“Transactional managers only ask two questions — ‘what?’ and ‘who?’ What are you going to close this month and who is it going to be. What do you have coming in this month and who is it going to be?
“The two words selling process coaches use are ‘how?’ and ‘why?’ How are you going to go after that account? Why aren’t you also calling on that person?”
Pancero said one of the major problems he has working with older “transactional” managers is their attitude, i.e., “What I’m doing has worked for 20 years, why do I need to change? We just need to hire more motivated people.”
“Selling process coaches guide and lead their people through the process. Transactional managers get out of the way,” Pancero said. “So, while baby boomers are hiding from their managers, millennials are walking in the door saying, ‘Help me.’ It’s the difference in the cultures.”
Pancero said one of the things an effective coach and leader can do is develop ongoing sales training, even if it is only 10 or 15 minutes at each sales meeting.
“Remember, every time millennials went to practice they were taught something,” Pancero said. “You have a window of opportunity to conduct ongoing training to improve the process, no matter the senority levels of your sales reps.”
Pancero touted videos as effective training tools.
“There are thousands of videos that are all under five minutes long on selling that are being cranked out in the marketplace today,” Pancero said. “The first thing to do is show a video. Then after the video, ask your sales team three questions: ‘What did you think of the video? How relevant are those ideas to our industry and company? What are you going to do/try differently based on what we’ve learned from this video?’ With just those three questions, you can lead a discussion.”
In addition, to follow up on a weekly training session involving a video, Pancero suggested that during normal conversations throughout the week, managers ask sales reps if they have had any success with the new ideas discussed.
Pancero also shared some sources where managers can find videos.
“Hubspot published an article titled, ‘The 34 best sales training videos on YouTube,’” Pancero said. “It lists all the best sales trainers who have free videos to help you. I am very excited that my video is No. 10.”

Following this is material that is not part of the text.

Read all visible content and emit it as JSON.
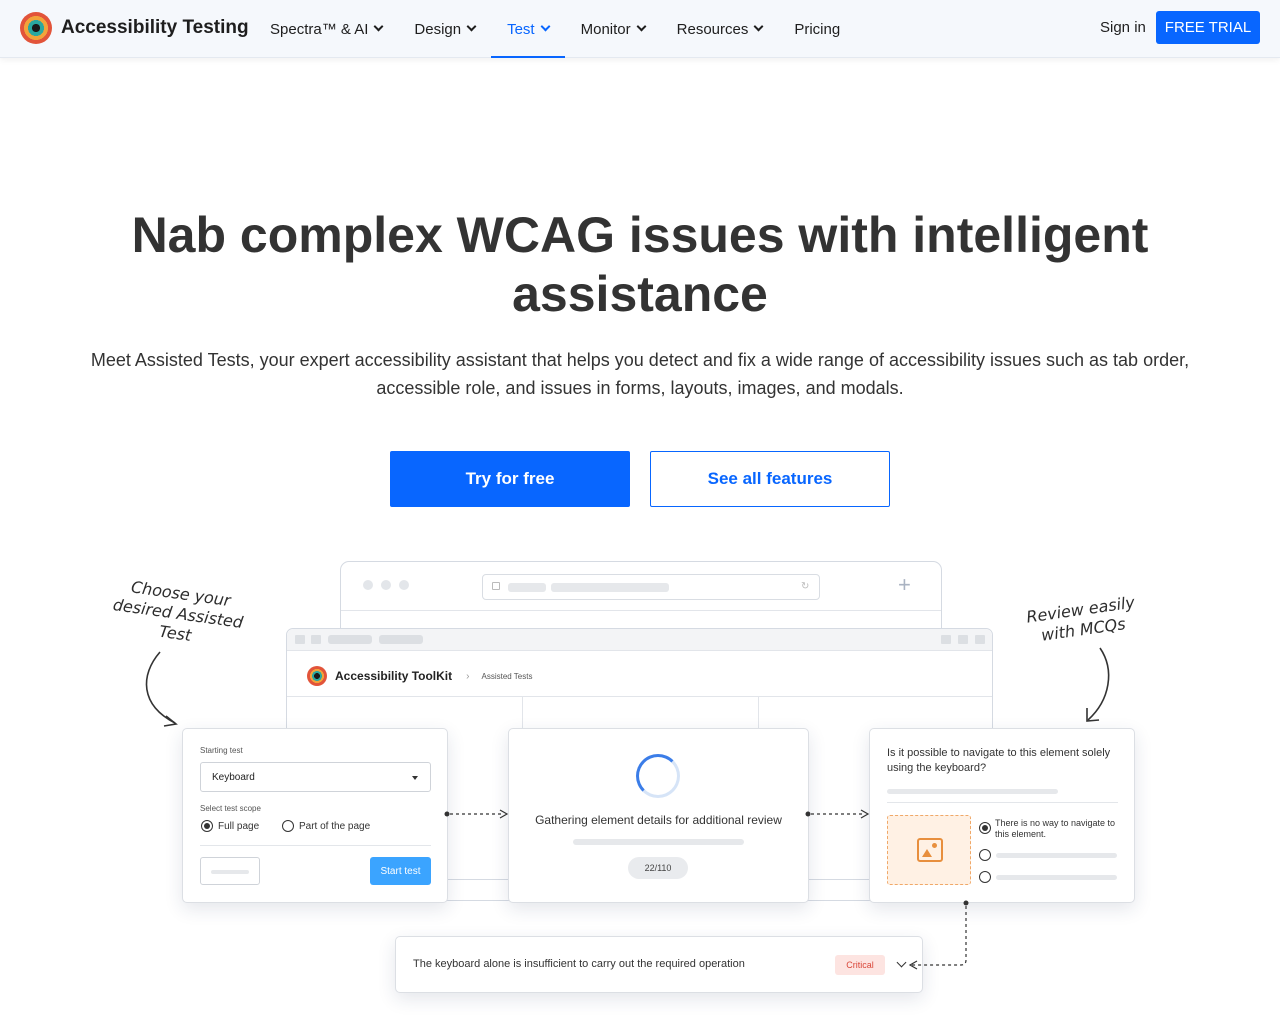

Pancero’s video on the list is titled, “Your Price is Too High – 7 Steps to Defending Price.” His free sales rep training videos can be found at www.youtube.com/c/JimPancero.
“You can also connect with me on LinkedIn, where I am posting four videos a week on sales and sales leadership (all under four minutes),” Pancero said. “You can also subscribe to my free Friday e-newsletter (at www.Pancero.com) that includes links to the four videos posted that week.”
For more in-depth sales video training by Pancero, visit www.AdvancedSalesUniversity.com.
Pancero also highly recommended attending the University of Innovative Distribution (www.univid.org), which takes place every March in Indianapolis, IN. This year, the event is scheduled for March 8-11.
Contact: Jim Pancero,
2006 Robin Hill Lane, Carrollton, TX 75007.